[[ RAW DATA, beginning ]]

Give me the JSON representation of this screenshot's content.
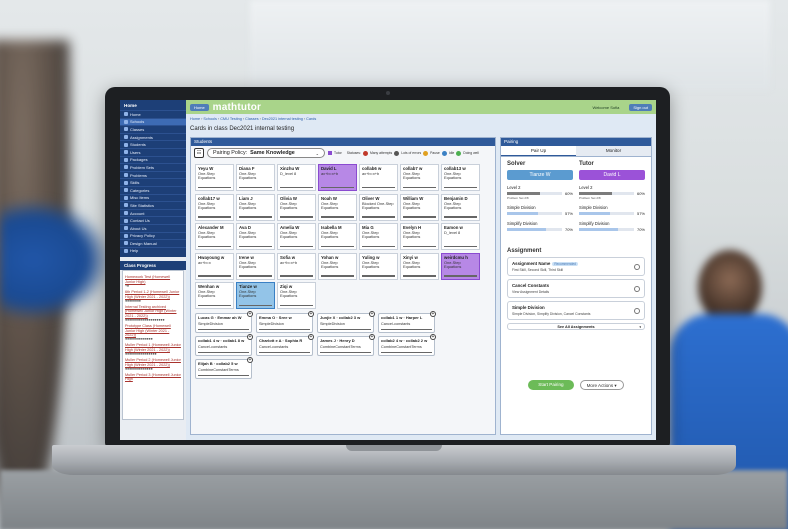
{
  "topbar": {
    "home": "Home",
    "brand": "mathtutor",
    "welcome": "Welcome Sofia",
    "signout": "Sign out"
  },
  "sidebar": {
    "heading": "Home",
    "items": [
      "Home",
      "Schools",
      "Classes",
      "Assignments",
      "Students",
      "Users",
      "Packages",
      "Problem Sets",
      "Problems",
      "Skills",
      "Categories",
      "Misc Items",
      "Site Statistics",
      "Account",
      "Contact Us",
      "About Us",
      "Privacy Policy",
      "Design Manual",
      "Help"
    ],
    "progress_heading": "Class Progress",
    "progress": [
      {
        "link": "Homework Test (Homewell Junior High)",
        "mark": "+●"
      },
      {
        "link": "6th Period 1-2 (Homewell Junior High (Winter 2021 - 2022))",
        "mark": "●●●●●●●●"
      },
      {
        "link": "Internal Testing archived (Homewell Junior High (Winter 2021 - 2022))",
        "mark": "●●●●●●●●●●●●●●●●●●●●"
      },
      {
        "link": "Prototype Class (Homewell Junior High (Winter 2021 - 2022))",
        "mark": "●●●●●●●●●●●●●●"
      },
      {
        "link": "Muller Period 1 (Homewell Junior High (Winter 2021 - 2022))",
        "mark": "●●●●●●●●●●●●●●●●"
      },
      {
        "link": "Muller Period 2 (Homewell Junior High (Winter 2021 - 2022))",
        "mark": "●●●●●●●●●●●●●●"
      },
      {
        "link": "Muller Period 3 (Homewell Junior High",
        "mark": ""
      }
    ]
  },
  "breadcrumbs": [
    "Home",
    "Schools",
    "CMU Testing",
    "Classes",
    "Dec2021 internal testing",
    "Cards"
  ],
  "page_title": "Cards in class Dec2021 internal testing",
  "students": {
    "heading": "Students",
    "policy_label": "Pairing Policy:",
    "policy_value": "Same Knowledge",
    "legend": {
      "tutor": "Tutor",
      "statuses": "Statuses:",
      "many": "Many attempts",
      "errors": "Lots of errors",
      "pause": "Pause",
      "idle": "Idle",
      "doing_well": "Doing well"
    },
    "cards": [
      {
        "name": "Yeyu W",
        "skill": "One-Step Equations",
        "style": ""
      },
      {
        "name": "Diana F",
        "skill": "One-Step Equations",
        "style": ""
      },
      {
        "name": "Xinzhu W",
        "skill": "D_level 8",
        "style": ""
      },
      {
        "name": "David L",
        "skill": "ax+b=x+b",
        "style": "purple"
      },
      {
        "name": "collab6 w",
        "skill": "ax+b=x+b",
        "style": ""
      },
      {
        "name": "collab7 w",
        "skill": "One-Step Equations",
        "style": ""
      },
      {
        "name": "collab13 w",
        "skill": "One-Step Equations",
        "style": ""
      },
      {
        "name": "collab17 w",
        "skill": "One-Step Equations",
        "style": ""
      },
      {
        "name": "Liam J",
        "skill": "One-Step Equations",
        "style": ""
      },
      {
        "name": "Olivia W",
        "skill": "One-Step Equations",
        "style": ""
      },
      {
        "name": "Noah W",
        "skill": "One-Step Equations",
        "style": ""
      },
      {
        "name": "Oliver W",
        "skill": "Blocked One-Step Equations",
        "style": ""
      },
      {
        "name": "William W",
        "skill": "One-Step Equations",
        "style": ""
      },
      {
        "name": "Benjamin D",
        "skill": "One-Step Equations",
        "style": ""
      },
      {
        "name": "Alexander M",
        "skill": "One-Step Equations",
        "style": ""
      },
      {
        "name": "Ava D",
        "skill": "One-Step Equations",
        "style": ""
      },
      {
        "name": "Amelia W",
        "skill": "One-Step Equations",
        "style": ""
      },
      {
        "name": "Isabella M",
        "skill": "One-Step Equations",
        "style": ""
      },
      {
        "name": "Mia G",
        "skill": "One-Step Equations",
        "style": ""
      },
      {
        "name": "Evelyn H",
        "skill": "One-Step Equations",
        "style": ""
      },
      {
        "name": "Eamon w",
        "skill": "D_level 8",
        "style": ""
      },
      {
        "name": "Hwayoung w",
        "skill": "ax+b=x",
        "style": ""
      },
      {
        "name": "Irene w",
        "skill": "One-Step Equations",
        "style": ""
      },
      {
        "name": "Sofia w",
        "skill": "ax+b=x+b",
        "style": ""
      },
      {
        "name": "Yohan w",
        "skill": "One-Step Equations",
        "style": ""
      },
      {
        "name": "Yuling w",
        "skill": "One-Step Equations",
        "style": ""
      },
      {
        "name": "Xinyi w",
        "skill": "One-Step Equations",
        "style": ""
      },
      {
        "name": "weirdcmu h",
        "skill": "One-Step Equations",
        "style": "purple"
      },
      {
        "name": "Wenhan w",
        "skill": "One-Step Equations",
        "style": ""
      },
      {
        "name": "Tianze w",
        "skill": "One-Step Equations",
        "style": "blue"
      },
      {
        "name": "Ziqi w",
        "skill": "One-Step Equations",
        "style": ""
      }
    ],
    "groups": [
      {
        "members": "Lucas G · Emmar ah W",
        "skill": "SimpleDivision"
      },
      {
        "members": "Emma O · Sree w",
        "skill": "SimpleDivision"
      },
      {
        "members": "Junjie X · collab2 3 w",
        "skill": "SimpleDivision"
      },
      {
        "members": "collab1 1 w · Harper L",
        "skill": "Cancel-constants"
      },
      {
        "members": "collab1 4 w · collab1 8 w",
        "skill": "Cancel-constants"
      },
      {
        "members": "Charlott e A · Sophia R",
        "skill": "Cancel-constants"
      },
      {
        "members": "James J · Henry D",
        "skill": "CombineConstantTerms"
      },
      {
        "members": "collab2 4 w · collab2 2 w",
        "skill": "CombineConstantTerms"
      },
      {
        "members": "Elijah B · collab2 5 w",
        "skill": "CombineConstantTerms"
      }
    ]
  },
  "pairing": {
    "heading": "Pairing",
    "tabs": [
      "Pair Up",
      "Monitor"
    ],
    "solver": {
      "heading": "Solver",
      "name": "Tianze W",
      "color": "#5b9bd0",
      "level": "Level 2",
      "level_pct": 60,
      "problem_set": "Problem Set 2/8",
      "skills": [
        {
          "name": "Simple Division",
          "pct": 57
        },
        {
          "name": "Simplify Division",
          "pct": 70
        }
      ]
    },
    "tutor": {
      "heading": "Tutor",
      "name": "David L",
      "color": "#9b52d8",
      "level": "Level 2",
      "level_pct": 60,
      "problem_set": "Problem Set 2/8",
      "skills": [
        {
          "name": "Simple Division",
          "pct": 57
        },
        {
          "name": "Simplify Division",
          "pct": 70
        }
      ]
    },
    "assignment_heading": "Assignment",
    "assignments": [
      {
        "title": "Assignment Name",
        "badge": "Recommended",
        "desc": "First Skill, Second Skill, Third Skill"
      },
      {
        "title": "Cancel Constants",
        "badge": "",
        "desc": "View Assignment Details"
      },
      {
        "title": "Simple Division",
        "badge": "",
        "desc": "Simple Division, Simplify Division, Cancel Constants"
      }
    ],
    "see_all": "See All Assignments",
    "start": "Start Pairing",
    "more": "More Actions"
  }
}
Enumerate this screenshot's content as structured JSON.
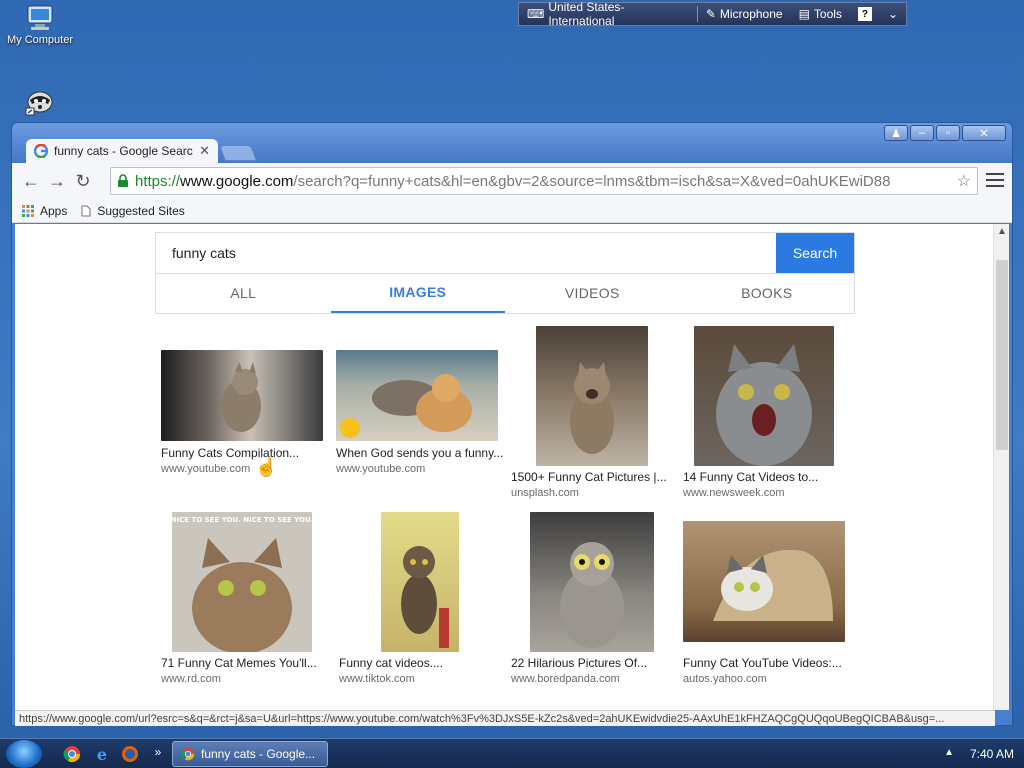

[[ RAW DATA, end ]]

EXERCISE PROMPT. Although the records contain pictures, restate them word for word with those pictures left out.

ANSWER FOR THE TASK.
Give me the JSON representation of this screenshot's content.
{
  "topbar": {
    "home": "Home",
    "brand": "mathtutor",
    "welcome": "Welcome Sofia",
    "signout": "Sign out"
  },
  "sidebar": {
    "heading": "Home",
    "items": [
      "Home",
      "Schools",
      "Classes",
      "Assignments",
      "Students",
      "Users",
      "Packages",
      "Problem Sets",
      "Problems",
      "Skills",
      "Categories",
      "Misc Items",
      "Site Statistics",
      "Account",
      "Contact Us",
      "About Us",
      "Privacy Policy",
      "Design Manual",
      "Help"
    ],
    "progress_heading": "Class Progress",
    "progress": [
      {
        "link": "Homework Test (Homewell Junior High)",
        "mark": "+●"
      },
      {
        "link": "6th Period 1-2 (Homewell Junior High (Winter 2021 - 2022))",
        "mark": "●●●●●●●●"
      },
      {
        "link": "Internal Testing archived (Homewell Junior High (Winter 2021 - 2022))",
        "mark": "●●●●●●●●●●●●●●●●●●●●"
      },
      {
        "link": "Prototype Class (Homewell Junior High (Winter 2021 - 2022))",
        "mark": "●●●●●●●●●●●●●●"
      },
      {
        "link": "Muller Period 1 (Homewell Junior High (Winter 2021 - 2022))",
        "mark": "●●●●●●●●●●●●●●●●"
      },
      {
        "link": "Muller Period 2 (Homewell Junior High (Winter 2021 - 2022))",
        "mark": "●●●●●●●●●●●●●●"
      },
      {
        "link": "Muller Period 3 (Homewell Junior High",
        "mark": ""
      }
    ]
  },
  "breadcrumbs": [
    "Home",
    "Schools",
    "CMU Testing",
    "Classes",
    "Dec2021 internal testing",
    "Cards"
  ],
  "page_title": "Cards in class Dec2021 internal testing",
  "students": {
    "heading": "Students",
    "policy_label": "Pairing Policy:",
    "policy_value": "Same Knowledge",
    "legend": {
      "tutor": "Tutor",
      "statuses": "Statuses:",
      "many": "Many attempts",
      "errors": "Lots of errors",
      "pause": "Pause",
      "idle": "Idle",
      "doing_well": "Doing well"
    },
    "cards": [
      {
        "name": "Yeyu W",
        "skill": "One-Step Equations",
        "style": ""
      },
      {
        "name": "Diana F",
        "skill": "One-Step Equations",
        "style": ""
      },
      {
        "name": "Xinzhu W",
        "skill": "D_level 8",
        "style": ""
      },
      {
        "name": "David L",
        "skill": "ax+b=x+b",
        "style": "purple"
      },
      {
        "name": "collab6 w",
        "skill": "ax+b=x+b",
        "style": ""
      },
      {
        "name": "collab7 w",
        "skill": "One-Step Equations",
        "style": ""
      },
      {
        "name": "collab13 w",
        "skill": "One-Step Equations",
        "style": ""
      },
      {
        "name": "collab17 w",
        "skill": "One-Step Equations",
        "style": ""
      },
      {
        "name": "Liam J",
        "skill": "One-Step Equations",
        "style": ""
      },
      {
        "name": "Olivia W",
        "skill": "One-Step Equations",
        "style": ""
      },
      {
        "name": "Noah W",
        "skill": "One-Step Equations",
        "style": ""
      },
      {
        "name": "Oliver W",
        "skill": "Blocked One-Step Equations",
        "style": ""
      },
      {
        "name": "William W",
        "skill": "One-Step Equations",
        "style": ""
      },
      {
        "name": "Benjamin D",
        "skill": "One-Step Equations",
        "style": ""
      },
      {
        "name": "Alexander M",
        "skill": "One-Step Equations",
        "style": ""
      },
      {
        "name": "Ava D",
        "skill": "One-Step Equations",
        "style": ""
      },
      {
        "name": "Amelia W",
        "skill": "One-Step Equations",
        "style": ""
      },
      {
        "name": "Isabella M",
        "skill": "One-Step Equations",
        "style": ""
      },
      {
        "name": "Mia G",
        "skill": "One-Step Equations",
        "style": ""
      },
      {
        "name": "Evelyn H",
        "skill": "One-Step Equations",
        "style": ""
      },
      {
        "name": "Eamon w",
        "skill": "D_level 8",
        "style": ""
      },
      {
        "name": "Hwayoung w",
        "skill": "ax+b=x",
        "style": ""
      },
      {
        "name": "Irene w",
        "skill": "One-Step Equations",
        "style": ""
      },
      {
        "name": "Sofia w",
        "skill": "ax+b=x+b",
        "style": ""
      },
      {
        "name": "Yohan w",
        "skill": "One-Step Equations",
        "style": ""
      },
      {
        "name": "Yuling w",
        "skill": "One-Step Equations",
        "style": ""
      },
      {
        "name": "Xinyi w",
        "skill": "One-Step Equations",
        "style": ""
      },
      {
        "name": "weirdcmu h",
        "skill": "One-Step Equations",
        "style": "purple"
      },
      {
        "name": "Wenhan w",
        "skill": "One-Step Equations",
        "style": ""
      },
      {
        "name": "Tianze w",
        "skill": "One-Step Equations",
        "style": "blue"
      },
      {
        "name": "Ziqi w",
        "skill": "One-Step Equations",
        "style": ""
      }
    ],
    "groups": [
      {
        "members": "Lucas G · Emmar ah W",
        "skill": "SimpleDivision"
      },
      {
        "members": "Emma O · Sree w",
        "skill": "SimpleDivision"
      },
      {
        "members": "Junjie X · collab2 3 w",
        "skill": "SimpleDivision"
      },
      {
        "members": "collab1 1 w · Harper L",
        "skill": "Cancel-constants"
      },
      {
        "members": "collab1 4 w · collab1 8 w",
        "skill": "Cancel-constants"
      },
      {
        "members": "Charlott e A · Sophia R",
        "skill": "Cancel-constants"
      },
      {
        "members": "James J · Henry D",
        "skill": "CombineConstantTerms"
      },
      {
        "members": "collab2 4 w · collab2 2 w",
        "skill": "CombineConstantTerms"
      },
      {
        "members": "Elijah B · collab2 5 w",
        "skill": "CombineConstantTerms"
      }
    ]
  },
  "pairing": {
    "heading": "Pairing",
    "tabs": [
      "Pair Up",
      "Monitor"
    ],
    "solver": {
      "heading": "Solver",
      "name": "Tianze W",
      "color": "#5b9bd0",
      "level": "Level 2",
      "level_pct": 60,
      "problem_set": "Problem Set 2/8",
      "skills": [
        {
          "name": "Simple Division",
          "pct": 57
        },
        {
          "name": "Simplify Division",
          "pct": 70
        }
      ]
    },
    "tutor": {
      "heading": "Tutor",
      "name": "David L",
      "color": "#9b52d8",
      "level": "Level 2",
      "level_pct": 60,
      "problem_set": "Problem Set 2/8",
      "skills": [
        {
          "name": "Simple Division",
          "pct": 57
        },
        {
          "name": "Simplify Division",
          "pct": 70
        }
      ]
    },
    "assignment_heading": "Assignment",
    "assignments": [
      {
        "title": "Assignment Name",
        "badge": "Recommended",
        "desc": "First Skill, Second Skill, Third Skill"
      },
      {
        "title": "Cancel Constants",
        "badge": "",
        "desc": "View Assignment Details"
      },
      {
        "title": "Simple Division",
        "badge": "",
        "desc": "Simple Division, Simplify Division, Cancel Constants"
      }
    ],
    "see_all": "See All Assignments",
    "start": "Start Pairing",
    "more": "More Actions"
  }
}
Enumerate this screenshot's content as structured JSON.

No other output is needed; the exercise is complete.